Diversity is becoming common in our college classrooms. Not just diversity of race and ethnicity, but diversity of developmental levels and cognitive abilities. With our students’ diverse skills and experiences, faculty members find themselves teaching varied groups of students within one course.
This raises the problem of finding a way to reach all groups. One answer, differentiated instruction, involves providing personalized learning for each group with content and processes that align with each student’s needs. It may seem like a daunting challenge, but with a few techniques the task is quite manageable.
Flexibility of Content
The first element of differentiated instruction is flexibility of content. I taught secondary science methods students simultaneously with secondary mathematics methods students. I also had two other overlapping groups within this course. Some of the students were in their first semester of the teacher education program and some were in their second semester.
I first used the group function in our LMS to put students into separate groups. I then created specific content for each of the groups. Some of the content was pertinent to all groups, such as assessment, cooperative learning, or discussions. But some of the content was specific to each group. For instance, my first-semester students needed lesson planning content; my second-semester students did not. My science students needed laboratory safety content; my mathematics methods students did not. The latter group needed content on error recognition, which was not pertinent to the science methods curriculum. The science methods students had a laboratory safety assignment that the mathematics students did not see or have to complete. The first-semester students had a lesson planning assignment to complete that the second-semester students did not.

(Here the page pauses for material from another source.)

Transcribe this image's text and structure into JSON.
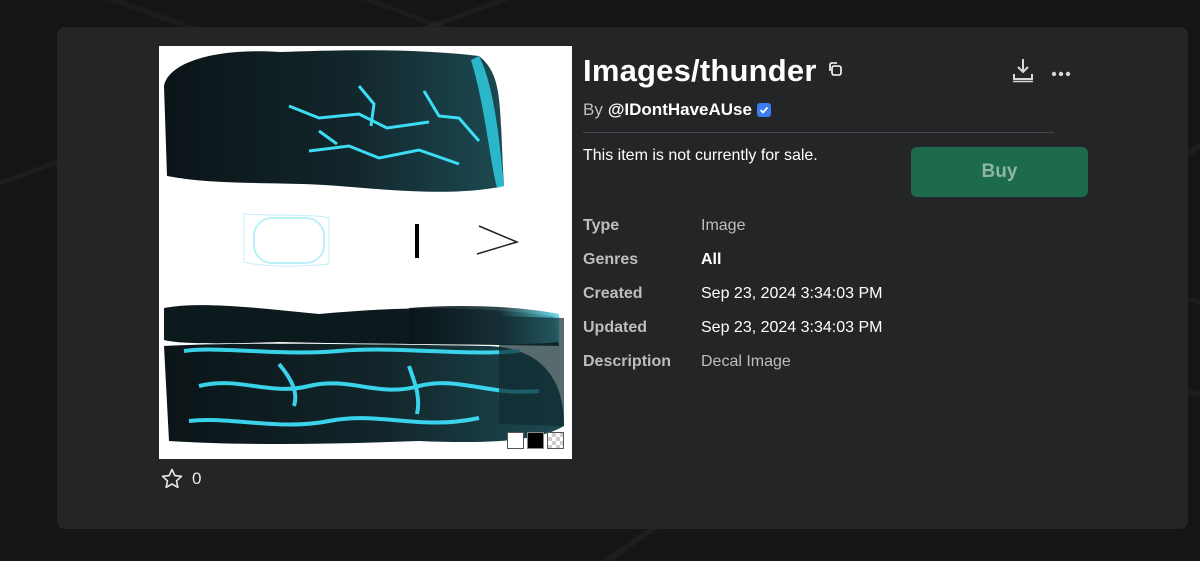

Flexibility of Process
The second element of differentiated instruction is flexibility of process. On some class days, all students met face-to-face to engage with content that was common to all groups. On other class days, I would separate the class into groups. Those who needed new content attended class in person, while those who needed application of prior content attended class through the LMS and engaged in either a group discussion, an application activity, or extended exercises.
Conversely, you could use the flipped classroom model and send students to the LMS when they’re learning new content and teach them face-to-face when they’re applying content. Either way, I used the LMS to be in two places at once. I would teach the face-to-face class, then hop on the LMS to monitor the learning there. For example, one day in the semester I taught my science students face-to-face the topic of science, technology, and society (STS). Meanwhile, my mathematics students were reading an article on how Chinese teachers differ from American teachers in how they handle errors. My mathematics students then were involved in an online discussion with question prompts: Why do you think US teachers and Chinese teachers responded differently to errors? What strategies did you take away from this article that you would use in your instruction and why/how? The next class period, my science students were online extending our lesson on STS, and my mathematics students were face-to-face practicing the application of error-recognition strategies with actual student work. In a fully online course, the process would remain the same, although all activities/content/processes would be online.
Flexibility of Student Product
The third element of differentiated instruction is flexibility of product. I provide different groups with different assignments or with the same assignments with different expectations. As mentioned above, my science students had a laboratory safety assignment that my mathematics students did not. Neither group was able to see the assignments of another group, so students needed to be concerned only with the assignments within their group. Because I knew this course provided my first-semester students with their first exposure to lesson planning, but my second-semester students had already learned and practiced this content for one semester, my expectations were different for the two groups. I then used different rubrics that focused on different aspects of lesson planning and adjusted the rubric scoring to match my expectations. The rubric for my first-semester students placed considerably more emphasis on writing objectives and detailed plans. The rubric for my second-semester students focused on strategy choices and the alignment of objectives with the assessment.
Although the groups were set in my course, another option is to allow students to choose their groups and move in and out of groups throughout the course. Formative assessments can be used to determine initial student placement within groups and then to monitor the effects of movement between groups later on. According to Levy (2008), future advancements in LMS functionality may allow students to plan personalized goals and keep records of their progress toward those goals.
Just a little ingenuity is all it takes to differentiate instruction in the online or hybrid classroom to serve the needs of all students.
Levy, H. M. 2008. Meeting the needs of all students through differentiated instruction: Helping every child reach and exceed standards. The Clearing House, 81(4), 161–164.
Julie Saam is an associate professor of science education at Indiana University Kokomo.
Reprinted from “Tips from the Pros: Differentiating Instruction in an Online Classroom,” Online Classroom, 16,5 (2016): 1,7. © Magna Publications. All rights reserved.